If connecting with the M2 towards Sydney's CBD, motorists will also bypass 40 sets of traffic lights on the Pacific Highway.
Nightmare drives along Pennant Hills Road during school holidays and peak travel periods will be a thing of the past; if you're willing to pay for it.
The cost of using the NorthConnex will be $7.99 for cars and $23.97 for heavy vehicles. Travelling on the M2 and connecting to the M7 will add further tolls.
The NSW government resisted calls from the Opposition to implement a toll-free period, pointing to eased congestion on the existing toll-free route once the tunnels open.

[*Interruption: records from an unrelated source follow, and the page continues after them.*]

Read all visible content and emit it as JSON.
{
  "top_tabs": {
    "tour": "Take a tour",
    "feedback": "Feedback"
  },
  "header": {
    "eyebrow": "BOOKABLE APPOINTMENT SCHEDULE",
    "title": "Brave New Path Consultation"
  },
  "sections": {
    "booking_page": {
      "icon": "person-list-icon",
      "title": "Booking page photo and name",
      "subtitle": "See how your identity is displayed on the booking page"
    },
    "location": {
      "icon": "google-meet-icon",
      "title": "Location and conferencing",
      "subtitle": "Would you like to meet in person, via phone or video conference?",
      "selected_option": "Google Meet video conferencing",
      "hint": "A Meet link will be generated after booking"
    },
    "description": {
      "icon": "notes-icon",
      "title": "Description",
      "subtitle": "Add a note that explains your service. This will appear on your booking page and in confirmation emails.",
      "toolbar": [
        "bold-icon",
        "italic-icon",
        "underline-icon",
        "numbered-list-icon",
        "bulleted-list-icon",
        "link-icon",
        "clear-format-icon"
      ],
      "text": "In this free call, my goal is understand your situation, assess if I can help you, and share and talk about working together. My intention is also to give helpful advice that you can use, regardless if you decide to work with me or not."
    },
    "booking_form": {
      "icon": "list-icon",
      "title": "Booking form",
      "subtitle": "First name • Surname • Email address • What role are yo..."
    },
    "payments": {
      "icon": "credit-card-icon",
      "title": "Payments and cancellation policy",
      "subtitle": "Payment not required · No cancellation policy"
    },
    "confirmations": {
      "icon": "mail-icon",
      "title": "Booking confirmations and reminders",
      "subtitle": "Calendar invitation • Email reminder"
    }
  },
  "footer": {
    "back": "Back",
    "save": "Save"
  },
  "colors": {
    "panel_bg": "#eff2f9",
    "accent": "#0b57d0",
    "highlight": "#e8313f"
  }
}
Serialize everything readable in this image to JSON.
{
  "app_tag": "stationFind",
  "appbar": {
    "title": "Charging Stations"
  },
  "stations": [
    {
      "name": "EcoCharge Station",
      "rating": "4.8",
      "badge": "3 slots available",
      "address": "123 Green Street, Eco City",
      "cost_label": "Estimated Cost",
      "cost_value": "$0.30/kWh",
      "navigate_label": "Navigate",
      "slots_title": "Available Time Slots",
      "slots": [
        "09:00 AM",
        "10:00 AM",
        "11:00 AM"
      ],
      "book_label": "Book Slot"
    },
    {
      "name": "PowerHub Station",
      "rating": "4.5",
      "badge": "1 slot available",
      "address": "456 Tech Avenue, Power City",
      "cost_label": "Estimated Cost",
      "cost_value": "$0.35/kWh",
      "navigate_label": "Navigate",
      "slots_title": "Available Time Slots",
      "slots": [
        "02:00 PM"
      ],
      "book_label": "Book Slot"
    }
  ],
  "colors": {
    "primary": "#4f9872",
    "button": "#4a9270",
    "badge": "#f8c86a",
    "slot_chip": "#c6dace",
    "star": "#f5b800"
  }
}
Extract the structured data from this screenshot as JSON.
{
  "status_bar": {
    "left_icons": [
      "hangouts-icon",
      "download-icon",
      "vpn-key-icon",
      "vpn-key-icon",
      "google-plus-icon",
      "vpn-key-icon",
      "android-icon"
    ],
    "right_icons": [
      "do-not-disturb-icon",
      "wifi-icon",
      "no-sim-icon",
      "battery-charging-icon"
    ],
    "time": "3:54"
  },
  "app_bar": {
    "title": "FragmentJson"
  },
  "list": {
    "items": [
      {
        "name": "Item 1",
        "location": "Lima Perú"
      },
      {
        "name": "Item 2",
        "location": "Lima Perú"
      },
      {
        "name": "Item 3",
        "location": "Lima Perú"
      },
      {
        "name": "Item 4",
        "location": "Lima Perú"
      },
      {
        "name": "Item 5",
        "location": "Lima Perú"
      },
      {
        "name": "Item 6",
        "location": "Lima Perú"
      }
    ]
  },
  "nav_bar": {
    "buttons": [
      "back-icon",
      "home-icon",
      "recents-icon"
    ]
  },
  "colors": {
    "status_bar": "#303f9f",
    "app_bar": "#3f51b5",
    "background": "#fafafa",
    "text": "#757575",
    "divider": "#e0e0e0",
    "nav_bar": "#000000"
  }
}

At a ribbon-cutting ceremony inside one of the tunnels on Friday, Premier Gladys Berejiklian said NorthConnex would "transform the way we move"
"This is the culmination of years of planning and work," she said.
"Transurban came to the government some years back, with an unsolicited proposal, and said they had an idea to build a wonderful connection that would transform the way people move between the Central Coast and Sydney.
"And here we are today."
Federal Urban Infrastructure Minister Alan Tudge said he had never seen more excitement about a new road "than the NorthConnex".
"This fixes one of the worst roads in Australia, being Pennant Hills Road, and a daily commuter will save 15 minutes in the morning and 15 minutes in the afternoon every single day.
"Over the course of a year, that commuter will get a week of their life back as a result of this road."
Transport Minister Andrew Constance described NorthConnex as a "life-changer" that would ease congestion "the most hated road in Australia".
"It's a life-changer for millions of people, and we shouldn't lose sight of that," he said.
"Millions of people are going to travel through this tunnel every year, getting home quicker, [spending] more time with loved ones.
"Those local communities, who are about 90 metres above us, their lives are going to change.
"There's 10 school communities set to benefit by not having trucks outside their school gates. The kids can cross the road much safer now."
Lying 90 metres below the surface at their deepest point, the NorthConnex tunnels are the deepest in Australia.
They are expected to take about 5000 trucks off Pennant Hills Road every day.
Heavy vehicles can no longer travel on Pennant Hills road. Drivers will be fined $194 if they do.
Transurban CEO Scott Charlton acknowledged the "boldness of the NSW government" in proceeding with the project and thanked the community for their patience during construction.